University of Georgia, Nebraska need run control

photo Montee Ball rushed for 202 yards and three touchdowns to help Wisconsin amass 539 rushing yards in a 70-31 drubbing of Nebraska in the Big Ten title game on Dec. 1.

ATHENS, Ga. - Georgia gave up 350 rushing yards to Alabama in the Southeastern Conference championship game, but the Bulldogs were downright stingy compared to Nebraska.

Hours after Eddie Lacy rushed for 181 yards and T.J. Yeldon added 153 for the Crimson Tide inside the Georgia Dome, the Cornhuskers yielded a school-record 539 rushing yards in a 70-31 loss to Wisconsin at the Big Ten title game in Indianapolis. Georgia and Nebraska will be out for atonement -- or at least to avoid further embarrassment -- when the two storied programs meet at the Capital One Bowl in Orlando on New Year's Day.

"We're definitely going to go all out to redeem ourselves," Georgia inside linebacker Michael Gilliard said. "I couldn't believe we gave up that many yards."

Georgia also allowed more than 300 rushing yards against the triple-option offenses of Georgia Southern and Georgia Tech during its final two regular-season games. The Bulldogs rank 77th nationally against the run (yielding 177.77 yards a game), while Nebraska is even worse at 95th (194.85).

The Badgers shredded the Cornhuskers with the tailback trio of freshman Melvin Gordon (216 yards on nine carries), senior Montee Ball (202 on 21) and junior James White (109 on 15).

"When you give up big rushing yards, that's a recipe for disaster," Nebraska coach Bo Pelini said. "We had a number of misfits and missed tackles, and you can't recover from that.

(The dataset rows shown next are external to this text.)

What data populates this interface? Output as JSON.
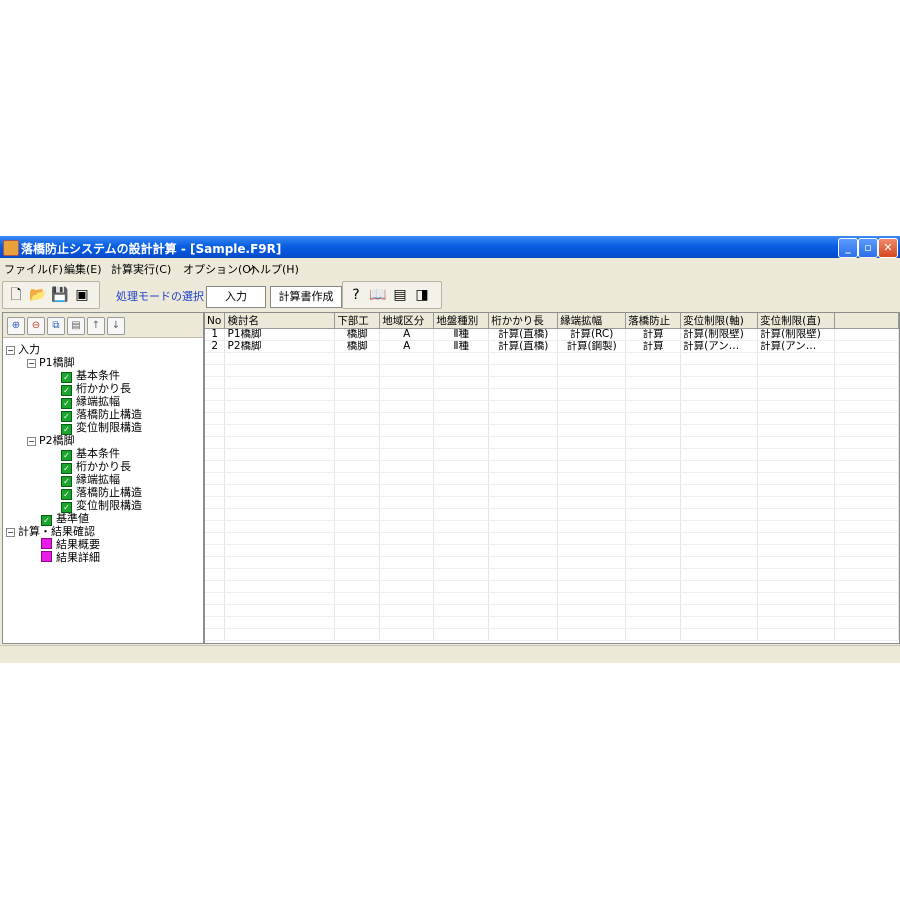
{
  "app": {
    "title": "落橋防止システムの設計計算 - [Sample.F9R]"
  },
  "menu": [
    "ファイル(F)",
    "編集(E)",
    "計算実行(C)",
    "オプション(O)",
    "ヘルプ(H)"
  ],
  "toolbar": {
    "mode_label": "処理モードの選択",
    "mode_input": "入力",
    "mode_report": "計算書作成"
  },
  "tree": {
    "root_input": "入力",
    "p1": "P1橋脚",
    "p1_items": [
      "基本条件",
      "桁かかり長",
      "縁端拡幅",
      "落橋防止構造",
      "変位制限構造"
    ],
    "p2": "P2橋脚",
    "p2_items": [
      "基本条件",
      "桁かかり長",
      "縁端拡幅",
      "落橋防止構造",
      "変位制限構造"
    ],
    "standard": "基準値",
    "root_calc": "計算・結果確認",
    "calc_items": [
      "結果概要",
      "結果詳細"
    ]
  },
  "grid": {
    "headers": [
      "No",
      "検討名",
      "下部工",
      "地域区分",
      "地盤種別",
      "桁かかり長",
      "縁端拡幅",
      "落橋防止",
      "変位制限(軸)",
      "変位制限(直)"
    ],
    "rows": [
      [
        "1",
        "P1橋脚",
        "橋脚",
        "A",
        "Ⅱ種",
        "計算(直橋)",
        "計算(RC)",
        "計算",
        "計算(制限壁)",
        "計算(制限壁)"
      ],
      [
        "2",
        "P2橋脚",
        "橋脚",
        "A",
        "Ⅱ種",
        "計算(直橋)",
        "計算(鋼製)",
        "計算",
        "計算(アン…",
        "計算(アン…"
      ]
    ]
  }
}
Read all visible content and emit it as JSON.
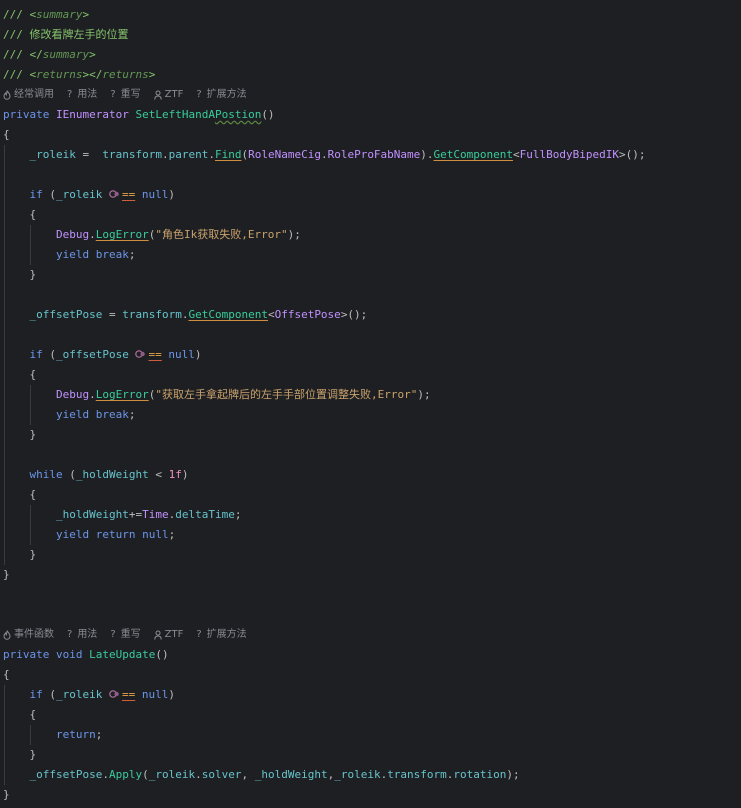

That's going to be an area both teams are going to have to shore up, and it's probably an area both teams are going to try and exploit."

The Cornhuskers, who were torched by Gordon for a 56-yard touchdown run less than two minutes into the game, also allowed 371 rushing yards in a 63-38 loss at Ohio State on Oct. 6.

Georgia's efforts against Alabama started promising enough, as the Crimson Tide managed 25 first-quarter yards on six carries. The Tide strengthened significantly in the second quarter, compiling 127 yards on 16 rushes, and tied the game on a 41-yard Lacy run over the right side with 1:59 left before halftime.

"I think it just came down to gap control," Bulldogs inside linebacker Christian Robinson said. "On their first long run, we just got gapped out. When you have great running backs like they do, they just take off."

The Bulldogs scored two touchdowns to take a 21-10 lead in the third quarter, which was the largest lead of the game, but Alabama responded with two touchdown drives in which the Tide gained 118 yards on 11 rushes. The Tide attempted just one pass on those two possessions in taking a 25-21 lead.

"Some of it was just not wrapping them up better," Georgia coach Mark Richt said. "I told them before the game that we would not be able to knock those guys down. I told them we might knock them down a time or two but that if our goal was to knock them down that we would be embarrassed. We had a couple of times where we could have made some stops if we just wrapped up better."

Said outside linebacker Jordan Jenkins: "I think we played a little bit too tight on the linemen, because we weren't able to get off the linemen and make the tackle on Lacy and Yeldon. I think this game will let us get some of the anger out."

Nebraska is led in rushing by sophomore I-back Ameer Abdullah and junior quarterback Taylor Martinez. Abdullah has amassed 1,089 yards and averages 5 yards a carry, while Martinez has 973 yards and a 5.6-yard clip.

Georgia's Todd Gurley will enter the bowl with 1,260 yards and a 6.3-yard average after racking up 122 against Alabama, while fellow freshman tailback Keith Marshall has 723 yards and averages 6.6 per rush.

"I think that's what it will come down to," Pelini said. "First and foremost, you've got to be able to stop the run."

Odds and ends

Inclement weather forced the Bulldogs to hold an indoor walkthrough Monday after Sunday's practice was scrapped. ... Offensive coordinator Mike Bobo to reporters after Monday's practice: "I think we all aspire to run our own program one day." ... Tramel Terry, a four-star athlete prospect from South Carolina who is planning to enroll early, tore his ACL in Saturday's Shrine Bowl.